The new D.C. Jail, opened only five years ago, has 18 percent more inmates than it was built to handle and corrections officials are using day rooms, gymnasiums and open spaces to provide sleeping quarters for 250 excess inmates, city officials said yesterday.

The jail's population, which was 1,610 as of yesterday, has risen unabated since last November when the average daily number of inmates first exceeded its capacity of 1,356, according to assistant director of corrections George Holland.

Holland, who runs the facility located at 19th and D streets SE, attributed the increase to the city government's firmer anti-crime stance, an enlarged police force and more arrests.

City corrections officials plan to remedy the situation through a $1.5 million renovation at the alcoholic rehabilitation center on the grounds of the Lorton Reformatory, but that work will not be completed until February 1982.

Unused portions of the old minimum security complex at the Lorton Reformatory, which now houses 382 residents of the District's Rehabilitation Center for Alcoholics, will be renovated with towers and fences to hold 398 persons now serving misdemeanor sentences in the jail. That reconstruction is scheduled to be completed in February 1982.

In the meantime, the jail's swelling population has spilled into eating and recreation areas, as well as an empty area once designed for additional cells but uncompleted because of budget reductions. In that area, there are no toilets or showers.

The city has no additional guards to ensure security in the makeshift facilities and regularly is paying overtime to members of the 448-person guard force to do the job, Holland said.

"It's nothing new. There has been a gradual increase," said director of corrections Delbert C. Jackson. "We are daily making adjustments in the population" by sorting out less troublesome inmates, he said. "A large number of our clientele have been through the system before and we know many of them who are not likely to pose a problem."

Bernard Demczuk, a lobbyist for the American Federation of Government Employees who led last year's wildcat strike by guards protesting staff reductions at the jail, said the situation at the jail could be troublesome.

"I think all we have to do is look at Michigan, New York and Graterford, Pa., and I think the potential is there in Washington, D.C.," Demczuk said. "The potential for inmate violence on inmates and on staff is on the increase."

Holland said there have been no incidents indicating unrest, but "anytime you are in a dormitory as in the makeshift detention areas there is less security."

Guards walk among the prisoners in the cell portions of the jail as well as the temporary sections, he noted. "We get very paranoid in this business, but the mood seems all right," Holland said.

The normal use of day rooms in each cell block for games, letter writing, television and other activities, has been restricted, he said, as has activity in the gymnasiums, but outdoor exercise facilities are available.

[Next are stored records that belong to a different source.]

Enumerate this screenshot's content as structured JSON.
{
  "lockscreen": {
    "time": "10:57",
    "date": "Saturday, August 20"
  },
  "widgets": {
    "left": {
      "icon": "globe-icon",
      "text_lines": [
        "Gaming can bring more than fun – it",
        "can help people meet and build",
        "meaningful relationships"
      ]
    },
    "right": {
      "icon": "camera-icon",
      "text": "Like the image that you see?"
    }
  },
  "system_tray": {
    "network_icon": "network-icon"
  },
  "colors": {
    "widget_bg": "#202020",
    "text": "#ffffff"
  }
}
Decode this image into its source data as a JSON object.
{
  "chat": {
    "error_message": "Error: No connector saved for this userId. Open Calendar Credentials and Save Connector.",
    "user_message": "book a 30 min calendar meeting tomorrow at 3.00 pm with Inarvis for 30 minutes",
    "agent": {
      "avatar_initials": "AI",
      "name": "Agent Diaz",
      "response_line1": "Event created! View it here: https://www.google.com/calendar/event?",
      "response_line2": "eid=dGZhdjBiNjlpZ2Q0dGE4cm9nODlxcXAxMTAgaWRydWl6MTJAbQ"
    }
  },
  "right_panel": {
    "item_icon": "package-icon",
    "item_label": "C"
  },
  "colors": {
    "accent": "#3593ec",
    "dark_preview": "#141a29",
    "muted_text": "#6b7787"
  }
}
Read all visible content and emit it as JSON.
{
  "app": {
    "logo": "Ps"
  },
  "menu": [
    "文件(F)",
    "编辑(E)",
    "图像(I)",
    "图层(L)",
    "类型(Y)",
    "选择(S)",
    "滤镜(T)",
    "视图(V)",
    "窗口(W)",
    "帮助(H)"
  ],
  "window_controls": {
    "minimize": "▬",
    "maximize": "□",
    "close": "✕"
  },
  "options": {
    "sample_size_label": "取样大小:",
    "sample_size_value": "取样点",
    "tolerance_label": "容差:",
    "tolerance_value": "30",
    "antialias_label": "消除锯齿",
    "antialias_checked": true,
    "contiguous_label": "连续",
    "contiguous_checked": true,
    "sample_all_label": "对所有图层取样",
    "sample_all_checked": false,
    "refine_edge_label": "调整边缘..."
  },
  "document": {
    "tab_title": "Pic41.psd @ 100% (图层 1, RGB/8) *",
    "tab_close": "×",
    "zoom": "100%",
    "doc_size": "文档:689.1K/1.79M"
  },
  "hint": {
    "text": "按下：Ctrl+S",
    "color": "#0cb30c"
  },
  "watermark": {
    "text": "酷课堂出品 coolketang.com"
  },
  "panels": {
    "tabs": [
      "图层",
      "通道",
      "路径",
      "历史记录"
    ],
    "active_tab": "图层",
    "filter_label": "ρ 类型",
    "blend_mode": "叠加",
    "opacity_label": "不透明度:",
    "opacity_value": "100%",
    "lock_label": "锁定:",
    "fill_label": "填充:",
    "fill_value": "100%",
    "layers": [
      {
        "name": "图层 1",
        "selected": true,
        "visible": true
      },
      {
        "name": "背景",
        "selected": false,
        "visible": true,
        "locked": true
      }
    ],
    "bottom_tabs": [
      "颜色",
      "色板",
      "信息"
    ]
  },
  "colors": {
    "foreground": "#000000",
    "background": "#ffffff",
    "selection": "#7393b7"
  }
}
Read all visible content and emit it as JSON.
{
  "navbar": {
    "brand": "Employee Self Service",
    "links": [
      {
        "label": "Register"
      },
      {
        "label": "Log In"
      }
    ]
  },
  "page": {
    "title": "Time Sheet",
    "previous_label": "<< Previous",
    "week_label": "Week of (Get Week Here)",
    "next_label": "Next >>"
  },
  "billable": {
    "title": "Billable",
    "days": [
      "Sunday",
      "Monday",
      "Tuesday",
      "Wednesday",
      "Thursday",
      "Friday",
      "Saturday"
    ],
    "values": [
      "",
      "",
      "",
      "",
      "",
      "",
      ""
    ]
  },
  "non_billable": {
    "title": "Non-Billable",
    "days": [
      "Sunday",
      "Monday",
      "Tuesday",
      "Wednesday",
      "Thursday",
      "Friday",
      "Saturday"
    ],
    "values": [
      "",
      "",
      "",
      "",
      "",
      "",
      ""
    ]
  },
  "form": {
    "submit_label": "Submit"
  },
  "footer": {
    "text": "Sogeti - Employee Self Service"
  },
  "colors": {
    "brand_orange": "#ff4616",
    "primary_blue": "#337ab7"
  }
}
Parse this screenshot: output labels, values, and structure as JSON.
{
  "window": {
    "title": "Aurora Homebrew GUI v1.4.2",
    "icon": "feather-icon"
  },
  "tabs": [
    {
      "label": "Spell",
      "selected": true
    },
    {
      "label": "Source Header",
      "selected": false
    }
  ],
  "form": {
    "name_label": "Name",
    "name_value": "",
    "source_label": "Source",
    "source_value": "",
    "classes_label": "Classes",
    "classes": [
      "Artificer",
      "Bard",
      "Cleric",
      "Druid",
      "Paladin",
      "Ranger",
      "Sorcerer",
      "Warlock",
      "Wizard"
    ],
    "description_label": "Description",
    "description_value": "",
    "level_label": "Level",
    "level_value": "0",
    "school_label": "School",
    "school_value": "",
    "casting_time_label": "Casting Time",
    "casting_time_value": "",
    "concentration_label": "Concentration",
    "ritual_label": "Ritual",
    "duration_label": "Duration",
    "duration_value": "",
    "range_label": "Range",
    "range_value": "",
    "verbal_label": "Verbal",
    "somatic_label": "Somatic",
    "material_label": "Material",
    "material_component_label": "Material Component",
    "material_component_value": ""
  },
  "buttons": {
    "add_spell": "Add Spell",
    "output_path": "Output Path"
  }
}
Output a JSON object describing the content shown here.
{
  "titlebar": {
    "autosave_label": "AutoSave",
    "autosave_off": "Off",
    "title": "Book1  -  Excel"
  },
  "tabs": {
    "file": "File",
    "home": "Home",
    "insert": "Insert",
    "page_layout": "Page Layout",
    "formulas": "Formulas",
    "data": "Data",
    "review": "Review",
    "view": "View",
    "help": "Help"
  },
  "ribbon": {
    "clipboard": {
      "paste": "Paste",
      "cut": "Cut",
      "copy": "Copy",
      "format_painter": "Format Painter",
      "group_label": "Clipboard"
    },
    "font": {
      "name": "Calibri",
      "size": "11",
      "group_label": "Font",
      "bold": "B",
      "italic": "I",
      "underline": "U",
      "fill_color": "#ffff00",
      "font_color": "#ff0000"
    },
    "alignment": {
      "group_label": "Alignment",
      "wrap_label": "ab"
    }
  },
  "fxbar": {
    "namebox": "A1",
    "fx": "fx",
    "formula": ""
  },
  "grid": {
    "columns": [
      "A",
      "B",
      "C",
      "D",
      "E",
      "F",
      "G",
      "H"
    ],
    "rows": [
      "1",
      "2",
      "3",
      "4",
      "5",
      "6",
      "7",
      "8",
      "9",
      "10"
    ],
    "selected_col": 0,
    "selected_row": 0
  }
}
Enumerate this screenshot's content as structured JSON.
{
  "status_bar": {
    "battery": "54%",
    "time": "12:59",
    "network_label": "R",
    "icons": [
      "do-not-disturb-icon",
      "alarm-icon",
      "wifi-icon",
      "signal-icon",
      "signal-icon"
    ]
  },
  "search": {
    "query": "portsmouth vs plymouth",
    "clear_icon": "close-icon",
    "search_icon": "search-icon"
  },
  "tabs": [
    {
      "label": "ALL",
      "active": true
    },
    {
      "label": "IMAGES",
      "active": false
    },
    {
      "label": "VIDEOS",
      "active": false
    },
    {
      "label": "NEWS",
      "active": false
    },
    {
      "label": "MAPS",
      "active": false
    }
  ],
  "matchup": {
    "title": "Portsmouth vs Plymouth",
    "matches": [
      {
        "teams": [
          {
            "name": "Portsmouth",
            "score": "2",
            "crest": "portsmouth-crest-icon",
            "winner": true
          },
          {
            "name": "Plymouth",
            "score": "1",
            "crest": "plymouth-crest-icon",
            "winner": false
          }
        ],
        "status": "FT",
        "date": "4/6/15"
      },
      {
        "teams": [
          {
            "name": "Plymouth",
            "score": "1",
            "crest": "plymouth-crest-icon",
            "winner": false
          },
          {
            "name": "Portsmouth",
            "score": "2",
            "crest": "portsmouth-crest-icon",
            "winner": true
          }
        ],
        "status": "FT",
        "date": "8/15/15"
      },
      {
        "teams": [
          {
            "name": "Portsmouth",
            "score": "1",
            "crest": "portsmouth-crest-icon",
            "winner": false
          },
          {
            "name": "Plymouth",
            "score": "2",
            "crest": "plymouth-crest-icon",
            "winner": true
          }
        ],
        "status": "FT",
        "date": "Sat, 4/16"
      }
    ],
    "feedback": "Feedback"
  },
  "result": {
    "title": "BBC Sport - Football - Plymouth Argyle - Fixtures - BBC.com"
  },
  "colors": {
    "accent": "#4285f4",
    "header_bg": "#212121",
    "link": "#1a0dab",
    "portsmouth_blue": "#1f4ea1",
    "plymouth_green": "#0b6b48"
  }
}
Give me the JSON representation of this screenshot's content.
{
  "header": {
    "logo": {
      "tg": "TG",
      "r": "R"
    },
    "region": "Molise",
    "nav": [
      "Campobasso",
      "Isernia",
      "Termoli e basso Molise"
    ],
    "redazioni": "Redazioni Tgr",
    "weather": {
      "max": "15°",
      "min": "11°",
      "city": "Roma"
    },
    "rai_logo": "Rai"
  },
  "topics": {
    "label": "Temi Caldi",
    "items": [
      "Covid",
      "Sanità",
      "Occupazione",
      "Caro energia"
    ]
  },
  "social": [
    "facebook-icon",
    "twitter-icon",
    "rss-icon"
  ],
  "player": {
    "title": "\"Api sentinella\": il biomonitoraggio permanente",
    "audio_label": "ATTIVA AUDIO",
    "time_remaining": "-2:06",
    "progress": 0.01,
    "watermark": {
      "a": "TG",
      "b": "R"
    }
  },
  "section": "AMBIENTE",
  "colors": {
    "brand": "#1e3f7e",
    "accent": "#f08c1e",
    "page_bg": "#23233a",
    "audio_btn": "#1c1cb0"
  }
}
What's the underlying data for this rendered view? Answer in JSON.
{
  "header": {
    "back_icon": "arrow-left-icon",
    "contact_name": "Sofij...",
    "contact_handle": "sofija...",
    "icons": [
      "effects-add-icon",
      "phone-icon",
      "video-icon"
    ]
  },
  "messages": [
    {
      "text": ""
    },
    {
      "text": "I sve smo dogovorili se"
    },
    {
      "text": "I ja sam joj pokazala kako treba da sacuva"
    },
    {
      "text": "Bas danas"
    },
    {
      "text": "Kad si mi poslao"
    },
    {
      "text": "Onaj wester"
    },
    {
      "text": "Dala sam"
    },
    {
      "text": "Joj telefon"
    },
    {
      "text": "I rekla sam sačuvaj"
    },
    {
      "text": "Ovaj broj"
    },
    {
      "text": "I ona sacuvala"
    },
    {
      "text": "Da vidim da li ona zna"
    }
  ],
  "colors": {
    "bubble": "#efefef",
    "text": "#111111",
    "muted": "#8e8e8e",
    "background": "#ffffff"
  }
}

A 1975 U.S. District Court ruling in a class action lawsuit set minimum square foot spacing for jail inmates that precludes doubling up in cells, and that solution has not been used, according to the papers filed by the city last month as part of the monitoring of that decision.

Jackson said he believes the District's need for additional jail cells will continue to grow. He said the jail, completed in 1976 at a cost of $30 million to replace the decaying, 100-year-old, red-stone facility a few hundred yards away, should have been larger.

The Supreme Court ruled last June that double-celling of prison inmates is not unconstitutional. But cell size as outlined in the 1975 ruling prohibits that practice in the city's jail.